Critical remarks are also harmful to a pastor’s confidence and ministry. Often the pastor does not hear the criticism first hand but is blindsided after it has circulated throughout most of the congregation. Members do not realize that when they do not come to the pastor in love with their concerns, the pastor feels as if the individual has serious questions whether he is doing what God has called him too. Likewise, what may appear as a harmless criticism can often plant negative thoughts in the minds of others that they otherwise would never have considered.

One of the lessons I had to learn was that just because someone criticized something I did was not necessarily an indication they no longer wanted me as their pastor. I remember a pastor who eventually left a wonderful ministry because one lady in his church kept saying that in her mind a pastor should not stay more than eight years. It was in his eighth year, though he was happy where he was at and wanted to stay on, in light of the woman’s comments he decided to move on to another congregation. About 30 years later as the pastor was celebrating his 50th wedding anniversary, the woman from his previous church came quite a distance to join in the festive occasion. As she was talking to the pastor, she asked him why he left their church? After all, everyone liked him and did not want to see him go. The pastor told her that he thought his time was up because she kept saying that a pastor should stay no more than 8 years in a church. She quickly responded, “Oh, I didn’t mean you!” Her husband looked at her and said, “I told you so!” The damaged had been done and it was too late to repair it.
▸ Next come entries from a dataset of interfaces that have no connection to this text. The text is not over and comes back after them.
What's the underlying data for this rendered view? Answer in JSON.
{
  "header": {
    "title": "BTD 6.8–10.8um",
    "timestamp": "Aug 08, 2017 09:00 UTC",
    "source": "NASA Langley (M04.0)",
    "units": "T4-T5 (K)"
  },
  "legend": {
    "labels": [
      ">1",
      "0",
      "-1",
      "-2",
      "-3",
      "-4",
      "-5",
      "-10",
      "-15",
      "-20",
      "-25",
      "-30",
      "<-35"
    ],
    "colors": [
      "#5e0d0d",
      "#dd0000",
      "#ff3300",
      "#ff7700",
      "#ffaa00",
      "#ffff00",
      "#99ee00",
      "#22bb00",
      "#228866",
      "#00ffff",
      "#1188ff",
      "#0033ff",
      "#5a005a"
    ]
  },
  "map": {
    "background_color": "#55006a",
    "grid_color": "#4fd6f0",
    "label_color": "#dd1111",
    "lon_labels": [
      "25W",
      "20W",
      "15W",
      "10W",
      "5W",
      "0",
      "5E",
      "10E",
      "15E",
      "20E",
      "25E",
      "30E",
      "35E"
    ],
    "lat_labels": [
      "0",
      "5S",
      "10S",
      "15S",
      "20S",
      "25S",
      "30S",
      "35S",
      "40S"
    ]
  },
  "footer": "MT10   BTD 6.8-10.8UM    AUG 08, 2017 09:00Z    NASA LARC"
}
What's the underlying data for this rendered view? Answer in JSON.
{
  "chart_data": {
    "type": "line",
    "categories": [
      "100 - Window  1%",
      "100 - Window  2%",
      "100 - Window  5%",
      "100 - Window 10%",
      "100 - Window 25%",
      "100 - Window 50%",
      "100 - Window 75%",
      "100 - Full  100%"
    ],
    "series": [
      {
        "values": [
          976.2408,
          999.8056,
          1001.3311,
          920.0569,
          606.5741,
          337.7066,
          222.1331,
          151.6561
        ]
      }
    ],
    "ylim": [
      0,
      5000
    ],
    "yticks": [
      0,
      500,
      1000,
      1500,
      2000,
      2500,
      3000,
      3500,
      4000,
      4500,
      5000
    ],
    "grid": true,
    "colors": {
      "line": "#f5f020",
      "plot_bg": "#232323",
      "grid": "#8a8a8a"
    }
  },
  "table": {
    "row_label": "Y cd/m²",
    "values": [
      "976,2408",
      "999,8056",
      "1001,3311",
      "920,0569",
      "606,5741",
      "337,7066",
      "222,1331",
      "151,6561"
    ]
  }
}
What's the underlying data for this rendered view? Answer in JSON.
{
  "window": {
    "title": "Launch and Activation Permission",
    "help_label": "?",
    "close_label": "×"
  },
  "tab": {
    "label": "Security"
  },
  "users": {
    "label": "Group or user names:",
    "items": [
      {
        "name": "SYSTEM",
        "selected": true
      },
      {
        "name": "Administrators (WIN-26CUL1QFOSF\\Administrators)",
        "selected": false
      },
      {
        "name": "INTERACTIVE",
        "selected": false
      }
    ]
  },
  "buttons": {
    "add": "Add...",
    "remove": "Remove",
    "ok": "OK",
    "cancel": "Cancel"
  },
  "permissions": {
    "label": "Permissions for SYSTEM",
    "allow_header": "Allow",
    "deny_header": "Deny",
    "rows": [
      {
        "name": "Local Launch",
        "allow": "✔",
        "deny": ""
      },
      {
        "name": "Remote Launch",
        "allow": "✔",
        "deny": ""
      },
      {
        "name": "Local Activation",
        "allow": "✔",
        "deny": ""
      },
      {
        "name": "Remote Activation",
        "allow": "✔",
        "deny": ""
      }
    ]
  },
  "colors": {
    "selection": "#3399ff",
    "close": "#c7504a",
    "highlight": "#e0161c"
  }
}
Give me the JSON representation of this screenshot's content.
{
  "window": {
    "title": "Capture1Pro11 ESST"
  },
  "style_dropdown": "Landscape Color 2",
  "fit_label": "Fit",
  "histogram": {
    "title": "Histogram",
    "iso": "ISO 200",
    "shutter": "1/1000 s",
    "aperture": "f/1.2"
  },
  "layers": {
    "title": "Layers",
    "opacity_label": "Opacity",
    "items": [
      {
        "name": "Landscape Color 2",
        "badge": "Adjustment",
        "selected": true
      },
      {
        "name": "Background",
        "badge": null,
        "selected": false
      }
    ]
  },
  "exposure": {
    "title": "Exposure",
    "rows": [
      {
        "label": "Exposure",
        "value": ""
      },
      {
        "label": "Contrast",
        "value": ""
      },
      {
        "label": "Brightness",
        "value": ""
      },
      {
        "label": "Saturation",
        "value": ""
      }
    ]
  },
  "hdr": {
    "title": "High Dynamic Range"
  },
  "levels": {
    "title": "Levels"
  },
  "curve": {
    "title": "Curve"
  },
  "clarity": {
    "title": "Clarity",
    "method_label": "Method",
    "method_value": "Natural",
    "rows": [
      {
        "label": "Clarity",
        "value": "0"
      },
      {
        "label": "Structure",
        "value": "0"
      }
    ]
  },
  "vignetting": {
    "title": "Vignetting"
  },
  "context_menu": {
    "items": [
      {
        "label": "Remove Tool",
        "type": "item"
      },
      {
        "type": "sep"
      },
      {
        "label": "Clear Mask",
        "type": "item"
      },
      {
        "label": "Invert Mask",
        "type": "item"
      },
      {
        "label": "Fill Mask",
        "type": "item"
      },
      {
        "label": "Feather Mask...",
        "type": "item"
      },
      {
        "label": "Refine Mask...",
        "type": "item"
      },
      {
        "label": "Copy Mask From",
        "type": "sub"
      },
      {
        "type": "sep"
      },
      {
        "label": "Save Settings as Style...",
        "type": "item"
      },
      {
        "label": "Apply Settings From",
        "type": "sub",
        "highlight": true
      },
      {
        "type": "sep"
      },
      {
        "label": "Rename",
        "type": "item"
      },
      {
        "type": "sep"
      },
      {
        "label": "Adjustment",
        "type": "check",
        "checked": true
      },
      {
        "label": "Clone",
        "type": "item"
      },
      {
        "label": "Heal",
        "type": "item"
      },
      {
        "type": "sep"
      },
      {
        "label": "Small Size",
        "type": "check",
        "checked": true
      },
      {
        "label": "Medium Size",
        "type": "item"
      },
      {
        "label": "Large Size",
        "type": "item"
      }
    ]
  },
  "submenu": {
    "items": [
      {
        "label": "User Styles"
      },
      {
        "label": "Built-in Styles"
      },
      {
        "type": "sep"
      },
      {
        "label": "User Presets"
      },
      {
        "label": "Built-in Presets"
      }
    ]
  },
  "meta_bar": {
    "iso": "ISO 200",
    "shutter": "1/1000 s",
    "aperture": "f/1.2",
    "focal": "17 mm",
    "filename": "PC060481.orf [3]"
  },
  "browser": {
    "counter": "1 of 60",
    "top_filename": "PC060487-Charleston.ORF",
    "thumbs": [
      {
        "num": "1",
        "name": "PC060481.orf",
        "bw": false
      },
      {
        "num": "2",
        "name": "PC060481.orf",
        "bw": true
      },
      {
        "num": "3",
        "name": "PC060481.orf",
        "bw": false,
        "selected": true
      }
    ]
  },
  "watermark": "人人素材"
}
I am writing this in the month of October which is pastor appreciation month. If you happen to be a lay person, take the time to evaluate how you and your congregation is treating your pastor. Recognize that he is called of God to be a gift to your local congregation (Eph. 4:11). His work is some of the most stressful work there is and in most cases, if it was not for the calling of God, he would have left the ministry a long time ago. Encourage him with your words. Encourage him with your gifts. Encourage him with your attendance. Most importantly, encourage him with your spiritual growth. God will bless you in this endeavor.